--- What you need to do ---
All entries should be output exactly as they stand.

** Opening Data provided block **

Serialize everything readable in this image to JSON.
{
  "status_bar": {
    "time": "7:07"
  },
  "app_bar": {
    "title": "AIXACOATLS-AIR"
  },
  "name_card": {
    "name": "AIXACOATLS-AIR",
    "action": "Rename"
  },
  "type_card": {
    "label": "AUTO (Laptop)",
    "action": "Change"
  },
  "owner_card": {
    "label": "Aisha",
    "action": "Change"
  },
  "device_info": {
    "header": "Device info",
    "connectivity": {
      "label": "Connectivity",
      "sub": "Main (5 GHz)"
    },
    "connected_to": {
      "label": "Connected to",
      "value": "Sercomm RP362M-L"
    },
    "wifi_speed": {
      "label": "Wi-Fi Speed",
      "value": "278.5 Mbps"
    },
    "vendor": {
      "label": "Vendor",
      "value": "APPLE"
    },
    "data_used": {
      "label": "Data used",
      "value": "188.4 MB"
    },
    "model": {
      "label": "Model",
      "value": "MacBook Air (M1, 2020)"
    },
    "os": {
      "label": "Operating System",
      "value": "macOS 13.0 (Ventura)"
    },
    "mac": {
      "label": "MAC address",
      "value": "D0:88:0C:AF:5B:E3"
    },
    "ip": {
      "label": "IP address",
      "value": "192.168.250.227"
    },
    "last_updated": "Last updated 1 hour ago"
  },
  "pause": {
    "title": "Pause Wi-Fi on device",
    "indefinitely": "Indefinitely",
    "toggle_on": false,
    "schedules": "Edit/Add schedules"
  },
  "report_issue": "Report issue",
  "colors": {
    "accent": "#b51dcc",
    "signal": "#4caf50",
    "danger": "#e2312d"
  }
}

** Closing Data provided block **

--- Result for this task ---
Serialize everything readable in this image to JSON.
{
  "status_bar": {
    "time": "7:07"
  },
  "app_bar": {
    "title": "AIXACOATLS-AIR"
  },
  "name_card": {
    "name": "AIXACOATLS-AIR",
    "action": "Rename"
  },
  "type_card": {
    "label": "AUTO (Laptop)",
    "action": "Change"
  },
  "owner_card": {
    "label": "Aisha",
    "action": "Change"
  },
  "device_info": {
    "header": "Device info",
    "connectivity": {
      "label": "Connectivity",
      "sub": "Main (5 GHz)"
    },
    "connected_to": {
      "label": "Connected to",
      "value": "Sercomm RP362M-L"
    },
    "wifi_speed": {
      "label": "Wi-Fi Speed",
      "value": "278.5 Mbps"
    },
    "vendor": {
      "label": "Vendor",
      "value": "APPLE"
    },
    "data_used": {
      "label": "Data used",
      "value": "188.4 MB"
    },
    "model": {
      "label": "Model",
      "value": "MacBook Air (M1, 2020)"
    },
    "os": {
      "label": "Operating System",
      "value": "macOS 13.0 (Ventura)"
    },
    "mac": {
      "label": "MAC address",
      "value": "D0:88:0C:AF:5B:E3"
    },
    "ip": {
      "label": "IP address",
      "value": "192.168.250.227"
    },
    "last_updated": "Last updated 1 hour ago"
  },
  "pause": {
    "title": "Pause Wi-Fi on device",
    "indefinitely": "Indefinitely",
    "toggle_on": false,
    "schedules": "Edit/Add schedules"
  },
  "report_issue": "Report issue",
  "colors": {
    "accent": "#b51dcc",
    "signal": "#4caf50",
    "danger": "#e2312d"
  }
}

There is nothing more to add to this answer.